◆ Action item ◆
Print the records again, character for character.

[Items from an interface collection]

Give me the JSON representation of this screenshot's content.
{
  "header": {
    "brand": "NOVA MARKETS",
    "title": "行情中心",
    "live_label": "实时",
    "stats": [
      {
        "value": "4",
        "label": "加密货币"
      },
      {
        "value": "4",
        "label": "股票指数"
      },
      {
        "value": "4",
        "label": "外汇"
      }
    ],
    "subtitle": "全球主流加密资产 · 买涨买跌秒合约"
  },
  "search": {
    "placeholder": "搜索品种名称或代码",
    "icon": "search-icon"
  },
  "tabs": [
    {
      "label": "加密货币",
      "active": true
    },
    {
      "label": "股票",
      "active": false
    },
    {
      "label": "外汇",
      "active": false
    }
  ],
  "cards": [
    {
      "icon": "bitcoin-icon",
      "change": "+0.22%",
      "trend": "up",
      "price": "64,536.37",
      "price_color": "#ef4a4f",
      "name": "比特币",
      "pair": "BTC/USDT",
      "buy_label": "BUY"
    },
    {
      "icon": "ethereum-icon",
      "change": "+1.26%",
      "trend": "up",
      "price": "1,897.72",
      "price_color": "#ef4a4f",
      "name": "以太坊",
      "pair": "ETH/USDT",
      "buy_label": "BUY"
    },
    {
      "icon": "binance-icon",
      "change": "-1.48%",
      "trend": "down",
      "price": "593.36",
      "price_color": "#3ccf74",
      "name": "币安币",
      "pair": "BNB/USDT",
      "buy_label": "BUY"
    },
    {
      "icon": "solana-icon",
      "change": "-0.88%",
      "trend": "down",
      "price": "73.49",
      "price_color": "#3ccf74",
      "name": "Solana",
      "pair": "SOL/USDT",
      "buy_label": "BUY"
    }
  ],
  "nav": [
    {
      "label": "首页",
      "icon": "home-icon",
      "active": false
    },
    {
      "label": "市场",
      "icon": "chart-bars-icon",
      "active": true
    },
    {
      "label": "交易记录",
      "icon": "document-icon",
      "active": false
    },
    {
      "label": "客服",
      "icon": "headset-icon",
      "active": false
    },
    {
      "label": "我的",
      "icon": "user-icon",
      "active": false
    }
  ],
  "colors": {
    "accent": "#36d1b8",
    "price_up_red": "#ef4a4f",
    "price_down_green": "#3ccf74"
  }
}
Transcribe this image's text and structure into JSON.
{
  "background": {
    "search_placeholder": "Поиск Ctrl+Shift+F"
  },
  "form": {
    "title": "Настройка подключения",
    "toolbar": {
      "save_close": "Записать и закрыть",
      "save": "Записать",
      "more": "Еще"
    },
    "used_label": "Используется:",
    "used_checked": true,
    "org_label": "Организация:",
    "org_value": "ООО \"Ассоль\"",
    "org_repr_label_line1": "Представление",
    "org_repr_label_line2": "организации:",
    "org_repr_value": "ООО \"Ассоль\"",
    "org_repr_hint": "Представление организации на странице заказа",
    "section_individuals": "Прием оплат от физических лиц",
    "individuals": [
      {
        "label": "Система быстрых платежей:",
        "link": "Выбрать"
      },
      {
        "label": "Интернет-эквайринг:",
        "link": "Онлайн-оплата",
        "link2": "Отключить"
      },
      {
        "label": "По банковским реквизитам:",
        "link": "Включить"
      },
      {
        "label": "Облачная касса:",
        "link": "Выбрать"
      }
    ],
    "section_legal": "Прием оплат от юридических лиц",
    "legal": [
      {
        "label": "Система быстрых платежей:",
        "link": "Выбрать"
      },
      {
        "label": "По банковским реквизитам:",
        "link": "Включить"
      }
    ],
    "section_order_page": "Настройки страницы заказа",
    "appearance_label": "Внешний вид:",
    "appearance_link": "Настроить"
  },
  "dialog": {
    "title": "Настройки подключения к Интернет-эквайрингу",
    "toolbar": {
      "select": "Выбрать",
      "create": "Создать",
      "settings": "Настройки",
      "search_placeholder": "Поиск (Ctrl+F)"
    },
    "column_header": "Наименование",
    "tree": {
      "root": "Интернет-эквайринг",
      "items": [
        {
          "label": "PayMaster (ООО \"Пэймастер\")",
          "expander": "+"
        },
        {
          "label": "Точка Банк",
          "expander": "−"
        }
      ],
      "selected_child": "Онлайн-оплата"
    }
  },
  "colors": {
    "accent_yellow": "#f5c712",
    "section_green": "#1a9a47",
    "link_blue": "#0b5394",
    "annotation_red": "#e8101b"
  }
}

◆ Solved problem ◆
Give me the JSON representation of this screenshot's content.
{
  "header": {
    "brand": "NOVA MARKETS",
    "title": "行情中心",
    "live_label": "实时",
    "stats": [
      {
        "value": "4",
        "label": "加密货币"
      },
      {
        "value": "4",
        "label": "股票指数"
      },
      {
        "value": "4",
        "label": "外汇"
      }
    ],
    "subtitle": "全球主流加密资产 · 买涨买跌秒合约"
  },
  "search": {
    "placeholder": "搜索品种名称或代码",
    "icon": "search-icon"
  },
  "tabs": [
    {
      "label": "加密货币",
      "active": true
    },
    {
      "label": "股票",
      "active": false
    },
    {
      "label": "外汇",
      "active": false
    }
  ],
  "cards": [
    {
      "icon": "bitcoin-icon",
      "change": "+0.22%",
      "trend": "up",
      "price": "64,536.37",
      "price_color": "#ef4a4f",
      "name": "比特币",
      "pair": "BTC/USDT",
      "buy_label": "BUY"
    },
    {
      "icon": "ethereum-icon",
      "change": "+1.26%",
      "trend": "up",
      "price": "1,897.72",
      "price_color": "#ef4a4f",
      "name": "以太坊",
      "pair": "ETH/USDT",
      "buy_label": "BUY"
    },
    {
      "icon": "binance-icon",
      "change": "-1.48%",
      "trend": "down",
      "price": "593.36",
      "price_color": "#3ccf74",
      "name": "币安币",
      "pair": "BNB/USDT",
      "buy_label": "BUY"
    },
    {
      "icon": "solana-icon",
      "change": "-0.88%",
      "trend": "down",
      "price": "73.49",
      "price_color": "#3ccf74",
      "name": "Solana",
      "pair": "SOL/USDT",
      "buy_label": "BUY"
    }
  ],
  "nav": [
    {
      "label": "首页",
      "icon": "home-icon",
      "active": false
    },
    {
      "label": "市场",
      "icon": "chart-bars-icon",
      "active": true
    },
    {
      "label": "交易记录",
      "icon": "document-icon",
      "active": false
    },
    {
      "label": "客服",
      "icon": "headset-icon",
      "active": false
    },
    {
      "label": "我的",
      "icon": "user-icon",
      "active": false
    }
  ],
  "colors": {
    "accent": "#36d1b8",
    "price_up_red": "#ef4a4f",
    "price_down_green": "#3ccf74"
  }
}
Transcribe this image's text and structure into JSON.
{
  "background": {
    "search_placeholder": "Поиск Ctrl+Shift+F"
  },
  "form": {
    "title": "Настройка подключения",
    "toolbar": {
      "save_close": "Записать и закрыть",
      "save": "Записать",
      "more": "Еще"
    },
    "used_label": "Используется:",
    "used_checked": true,
    "org_label": "Организация:",
    "org_value": "ООО \"Ассоль\"",
    "org_repr_label_line1": "Представление",
    "org_repr_label_line2": "организации:",
    "org_repr_value": "ООО \"Ассоль\"",
    "org_repr_hint": "Представление организации на странице заказа",
    "section_individuals": "Прием оплат от физических лиц",
    "individuals": [
      {
        "label": "Система быстрых платежей:",
        "link": "Выбрать"
      },
      {
        "label": "Интернет-эквайринг:",
        "link": "Онлайн-оплата",
        "link2": "Отключить"
      },
      {
        "label": "По банковским реквизитам:",
        "link": "Включить"
      },
      {
        "label": "Облачная касса:",
        "link": "Выбрать"
      }
    ],
    "section_legal": "Прием оплат от юридических лиц",
    "legal": [
      {
        "label": "Система быстрых платежей:",
        "link": "Выбрать"
      },
      {
        "label": "По банковским реквизитам:",
        "link": "Включить"
      }
    ],
    "section_order_page": "Настройки страницы заказа",
    "appearance_label": "Внешний вид:",
    "appearance_link": "Настроить"
  },
  "dialog": {
    "title": "Настройки подключения к Интернет-эквайрингу",
    "toolbar": {
      "select": "Выбрать",
      "create": "Создать",
      "settings": "Настройки",
      "search_placeholder": "Поиск (Ctrl+F)"
    },
    "column_header": "Наименование",
    "tree": {
      "root": "Интернет-эквайринг",
      "items": [
        {
          "label": "PayMaster (ООО \"Пэймастер\")",
          "expander": "+"
        },
        {
          "label": "Точка Банк",
          "expander": "−"
        }
      ],
      "selected_child": "Онлайн-оплата"
    }
  },
  "colors": {
    "accent_yellow": "#f5c712",
    "section_green": "#1a9a47",
    "link_blue": "#0b5394",
    "annotation_red": "#e8101b"
  }
}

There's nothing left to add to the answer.